Fall gardening tips for mulch
Add mulch to the sprouts of cool-season vegetables to provide moisture. Lettuce, for instance, loves moisture, without it, it can be bitter. This is one of my favorite time-saving fall gardening tips. You won’t believe how much time it saves you when it comes to weeding. Learn more about mulching tips in this article.
Check Soil pH
Check your soil pH to ensure the success of your crops. Most vegetables like a slightly acidic soil pH. The ideal range is between 6.3 and 6.9 (on a scale from 1 to 14). If your soil has a pH below this range, add lime to your soil this fall. If the soil is too alkaline (above 7.5), you could add elemental sulfur to your beds to lower the pH.
When fall arrives, shorter days mean fewer hours of sunlight for veggies. For new veggies, choose a location within your existing garden that isn’t mixed with still-maturing vegetables. Then the new plants won’t be fighting against the established plants for water and nutrients.
Amend Your Soil
Gently sift the bedding soil and rake in a soil amendment, such as a composted organic material with ARBORChar™ All Purpose Grow, to give cool-season plants the nutrients they need to flourish and prep your soil for spring plantings.

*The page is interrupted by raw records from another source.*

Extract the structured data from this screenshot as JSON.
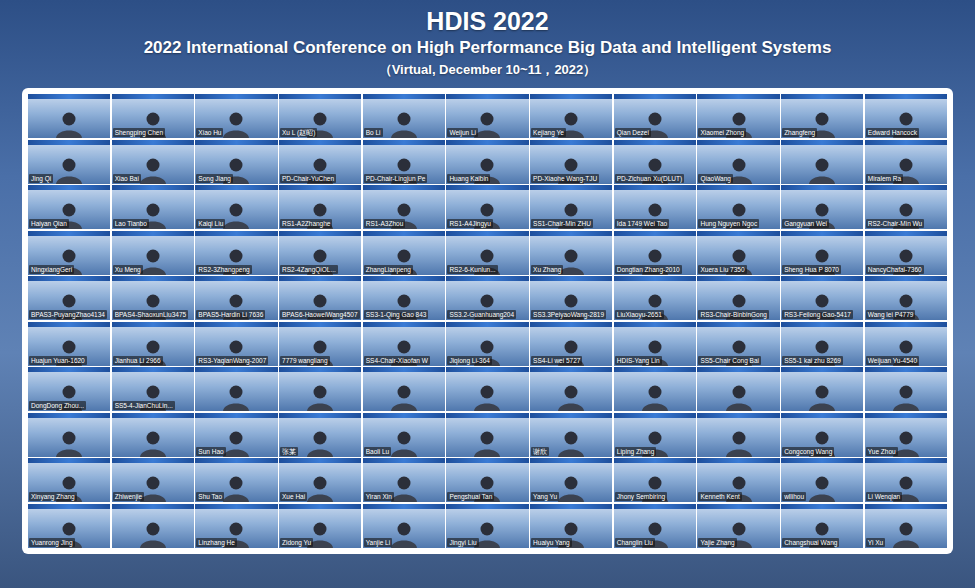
{
  "banner": {
    "title": "HDIS 2022",
    "subtitle": "2022 International Conference on High Performance Big Data and Intelligent Systems",
    "dates": "（Virtual, December 10~11，2022）"
  },
  "participants": [
    {
      "name": ""
    },
    {
      "name": "Shengping Chen"
    },
    {
      "name": "Xiao Hu"
    },
    {
      "name": "Xu L (赵昭)"
    },
    {
      "name": "Bo Li"
    },
    {
      "name": "Weijun Li"
    },
    {
      "name": "Kejiang Ye"
    },
    {
      "name": "Qian Dezei"
    },
    {
      "name": "Xiaomei Zhong"
    },
    {
      "name": "Zhangfeng"
    },
    {
      "name": "Edward Hancock"
    },
    {
      "name": "Jing Qi"
    },
    {
      "name": "Xiao Bai"
    },
    {
      "name": "Song Jiang"
    },
    {
      "name": "PD-Chair-YuChen"
    },
    {
      "name": "PD-Chair-Lingjun Pe"
    },
    {
      "name": "Huang Kaibin"
    },
    {
      "name": "PD-Xiaohe Wang-TJU"
    },
    {
      "name": "PD-Zichuan Xu(DLUT)"
    },
    {
      "name": "QiaoWang"
    },
    {
      "name": ""
    },
    {
      "name": "Miralem Ra"
    },
    {
      "name": "Haiyan Qian"
    },
    {
      "name": "Lao Tianbo"
    },
    {
      "name": "Kaiqi Liu"
    },
    {
      "name": "RS1-A2Zhanghe"
    },
    {
      "name": "RS1-A3Zhou"
    },
    {
      "name": "RS1-A4Jingyu"
    },
    {
      "name": "SS1-Chair-Min ZHU"
    },
    {
      "name": "Ida 1749 Wei Tao"
    },
    {
      "name": "Hung Nguyen Ngoc"
    },
    {
      "name": "Gangyuan Wei"
    },
    {
      "name": "RS2-Chair-Min Wu"
    },
    {
      "name": "NingxiangGeri"
    },
    {
      "name": "Xu Meng"
    },
    {
      "name": "RS2-3Zhangpeng"
    },
    {
      "name": "RS2-4ZangQiOL..."
    },
    {
      "name": "ZhangLianpeng"
    },
    {
      "name": "RS2-6-Kunlun..."
    },
    {
      "name": "Xu Zhang"
    },
    {
      "name": "Dongtian Zhang-2010"
    },
    {
      "name": "Xuera Liu 7350"
    },
    {
      "name": "Sheng Hua P 8070"
    },
    {
      "name": "NancyChafal-7360"
    },
    {
      "name": "BPAS3-PuyangZhao4134"
    },
    {
      "name": "BPAS4-ShaoxunLiu3475"
    },
    {
      "name": "BPAS5-Hardin Li 7636"
    },
    {
      "name": "BPAS6-HaoweiWang4507"
    },
    {
      "name": "SS3-1-Qing Gao 843"
    },
    {
      "name": "SS3.2-Guanhuang204"
    },
    {
      "name": "SS3.3PeiyaoWang-2819"
    },
    {
      "name": "LiuXiaoyu-2651"
    },
    {
      "name": "RS3-Chair-BinbinGong"
    },
    {
      "name": "RS3-Feilong Gao-5417"
    },
    {
      "name": "Wang lei P4779"
    },
    {
      "name": "Huajun Yuan-1620"
    },
    {
      "name": "Jianhua Li 2966"
    },
    {
      "name": "RS3-YaqianWang-2007"
    },
    {
      "name": "7779 wangliang"
    },
    {
      "name": "SS4-Chair-Xiaofan W"
    },
    {
      "name": "Jiqiong Li-364"
    },
    {
      "name": "SS4-Li wei 5727"
    },
    {
      "name": "HDIS-Yang Lin"
    },
    {
      "name": "SS5-Chair Cong Bai"
    },
    {
      "name": "SS5-1 kai zhu 8269"
    },
    {
      "name": "Weijuan Yu-4540"
    },
    {
      "name": "DongDong Zhou..."
    },
    {
      "name": "SS5-4-JianChuLin..."
    },
    {
      "name": ""
    },
    {
      "name": ""
    },
    {
      "name": ""
    },
    {
      "name": ""
    },
    {
      "name": ""
    },
    {
      "name": ""
    },
    {
      "name": ""
    },
    {
      "name": ""
    },
    {
      "name": ""
    },
    {
      "name": ""
    },
    {
      "name": ""
    },
    {
      "name": "Sun Hao"
    },
    {
      "name": "张某"
    },
    {
      "name": "Baoli Lu"
    },
    {
      "name": ""
    },
    {
      "name": "谢欣"
    },
    {
      "name": "Liping Zhang"
    },
    {
      "name": ""
    },
    {
      "name": "Congcong Wang"
    },
    {
      "name": "Yue Zhou"
    },
    {
      "name": "Xinyang Zhang"
    },
    {
      "name": "Zhiwenjie"
    },
    {
      "name": "Shu Tao"
    },
    {
      "name": "Xue Hai"
    },
    {
      "name": "Yiran Xin"
    },
    {
      "name": "Pengshuai Tan"
    },
    {
      "name": "Yang Yu"
    },
    {
      "name": "Jhony Sembiring"
    },
    {
      "name": "Kenneth Kent"
    },
    {
      "name": "wllihou"
    },
    {
      "name": "Li Wenqian"
    },
    {
      "name": "Yuanrong Jing"
    },
    {
      "name": ""
    },
    {
      "name": "Linzhang He"
    },
    {
      "name": "Zidong Yu"
    },
    {
      "name": "Yanjie Li"
    },
    {
      "name": "Jingyi Liu"
    },
    {
      "name": "Huaiyu Yang"
    },
    {
      "name": "Changlin Liu"
    },
    {
      "name": "Yajie Zhang"
    },
    {
      "name": "Changshuai Wang"
    },
    {
      "name": "Yi Xu"
    }
  ]
}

Check the Almanac
If planting new vegetables, be sure to check the Old Farmer’s Almanac for the first frost dates in your region.
Fall gardening tips for weeds
Apply one to two inches of compost or manure on top of your beds to help infiltrate the soil with nutrients for the next season. You can also add an additional layer of a lighter organic material (like straw) on top to prevent nutrients from escaping and reduce early spring weeds.
When should I plant fall vegetables?
If your schedule allows, plant cool-season crops every two weeks. This allows you to harvest continually, at least when the temperature stays moderate. Look for a fall garden planting schedule for your area.
Bringing plants indoors this fall? AzaSol™ and Eco-Mite Plus® can help keep insects from coming along for the ride!
Do you have any other fall vegetable gardening tips?
Garden enthusiasts who enjoy sharing their knowledge of fall gardening tips, gardening stories and photos are invited to do so on The Dirt On Dirt™, a collaboration between Arborjet, whose patented “Tree Injection Technology” and formulations have revolutionized how trees are cared for and treated worldwide, and a passionate group of garden enthusiasts.
The Dirt on Dirt’s new website educates, empowers, and motivates everyone to cultivate their gardens sustainably, provide food for their families, and of course, get dirty!
You may also like:
Ellen is a busy mom of a 22-year-old son and 27-year-old daughter. She owns 5 blogs and is addicted to social media. She believes that it doesn’t have to be difficult to lead a healthy life. She shares simple healthy living tips to show busy women how to lead fulfilling lives. If you’d like to work together, email email@example.com to chat.